7b. Cultaptation
8. Coalitional games
(Chapter 8)
 Classes of coalitional games (superadditive, additive, convex, simple, etc.)
 Payoff sets, imputation sets, Shapley value, core, stability
 Examples: voting games, probably others.
Review for the final exam
Schedule for the rest of the semester
 Nov 11  Homework 6, start Chapter 8
 Nov 16  Homework 7, finish Chapter 8
 Nov 18  ?
 Nov 23  Homework 8, review
 Nov 25  no class (Thanksgiving)
 Nov 30  termproject presentations
 Dec 2  termproject presentations
 Dec 7  review
 Dec 9  lecture by Inon Zuckerman

Term projects
Private materials
Some proofs of the Minimax Theorem
Syllabus
This course will provide a comprehensive introduction to game theory. It will count as a core course for the Computer Science PhD and MS requirements.
Game theory is about interactions among agents (either human or computerized) that each have their own objectives and preferences  which may differ from the objectives and preferences of other agents. Game theory has applications in fields ranging from economics and evolutionary biology to engineering and computer science. Some examples of computer science applications include computer networking, ecommerce, and computer gameplaying.
Location: 1122 CSIC
Time: Tuesday/Thursday, 3:30–4:45pm
Instructor: Dana Nau
 Office: Room 3241 AVW
 Office hours: after class until about 5:30pm; other times by appointment

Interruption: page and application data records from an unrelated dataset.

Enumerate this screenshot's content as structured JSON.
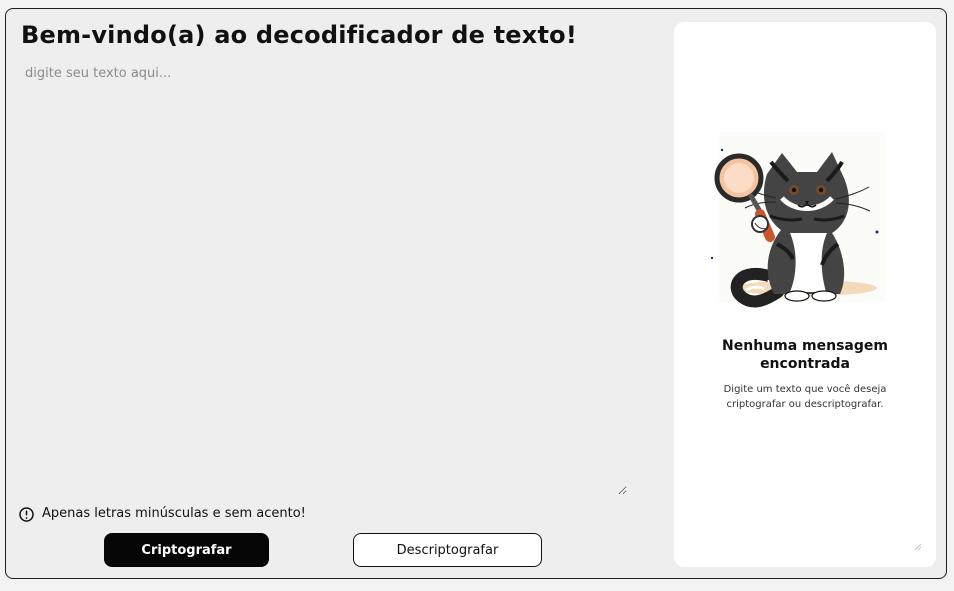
{
  "header": {
    "title": "Bem-vindo(a) ao decodificador de texto!"
  },
  "editor": {
    "placeholder": "digite seu texto aqui...",
    "value": ""
  },
  "hint": {
    "icon": "warning-icon",
    "text": "Apenas letras minúsculas e sem acento!"
  },
  "actions": {
    "encrypt_label": "Criptografar",
    "decrypt_label": "Descriptografar"
  },
  "output": {
    "image": "cat-with-magnifying-glass",
    "title": "Nenhuma mensagem encontrada",
    "subtitle": "Digite um texto que você deseja criptografar ou descriptografar."
  },
  "colors": {
    "page_background": "#eeeeee",
    "panel_background": "#ffffff",
    "primary_button": "#050505",
    "text": "#111111"
  }
}
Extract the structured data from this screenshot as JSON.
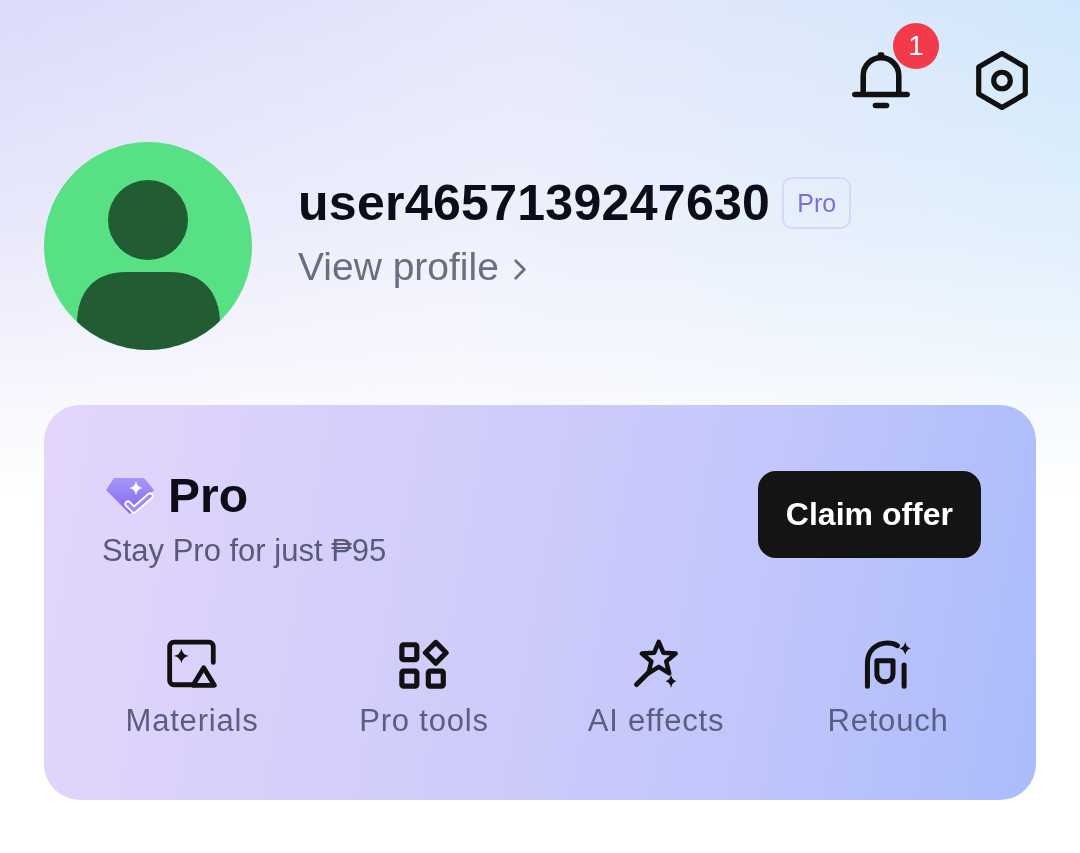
{
  "header": {
    "notification_count": "1"
  },
  "profile": {
    "username": "user4657139247630",
    "badge": "Pro",
    "link": "View profile"
  },
  "pro_card": {
    "title": "Pro",
    "subtitle": "Stay Pro for just ₱95",
    "button": "Claim offer",
    "features": [
      {
        "kind": "materials",
        "label": "Materials"
      },
      {
        "kind": "tools",
        "label": "Pro tools"
      },
      {
        "kind": "effects",
        "label": "AI effects"
      },
      {
        "kind": "retouch",
        "label": "Retouch"
      }
    ]
  }
}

 Telephone: 3014052684
 Email: nau & cs.umd.edu (change & to @)
Class page: follow the link my home page or from the CS Department's list of class pages.
Discussion forum: web site and RSS feed
 That's where I'll post announcements to the class.
 Consider posting your questions and comments there, instead of emailing them to me.
Textbook: LeytonBrown and Shoham, Essentials of Game Theory. Morgan & Claypool, 2008.
I'll make additional resources available online.
Topics to be covered
 In the lefthand column are a preliminary list of topics, and preliminary versions of the lecture slides.
 I'll update both of those as we go along.
Workload
Homework: I'll assign several sets of homework problems, but won't grade them. About a week after each assignment, I'll discuss the answers in class.
Term projects: Each of you will need to do a term project. It will be like a miniature version of the research projects that most of you will need to do repeatedly throughout your career. It will include
the following (the dates are tentative):
 a written proposal, due Oct 1;
 an inclass presentation of your proposal, during Oct 5–12;
 a written report on the results of your project, due Nov 27 (or for 10% off, Nov 29);
 an inclass presentation of your report, during Nov 30–Dec 7.
I haven't yet decided whether the term projects will be done individually or by small groups; this will depend partly on the class size.
Exams: There will be two exams:
 I've tentatively scheduled the midterm exam for Tuesday, October 19.
 According to the university exam schedule, the final exam will be on Saturday, December 18, at 10:30am.
 Both exams will be open book and open notes. A few days before each exam, I'll do an inclass review of the material we've covered, to help you prepare for the exam.
Grading
The term project will count for 30% of your grade. The two exams will count for 70% of your grade. When you take the final exam, I'll let you choose among any of the following:
 20% for the midterm and 50% for the final;
 30% for the midterm and 40% for the final (roughly proportional to the length of each exam);
 40% for the midterm and 30% for the final.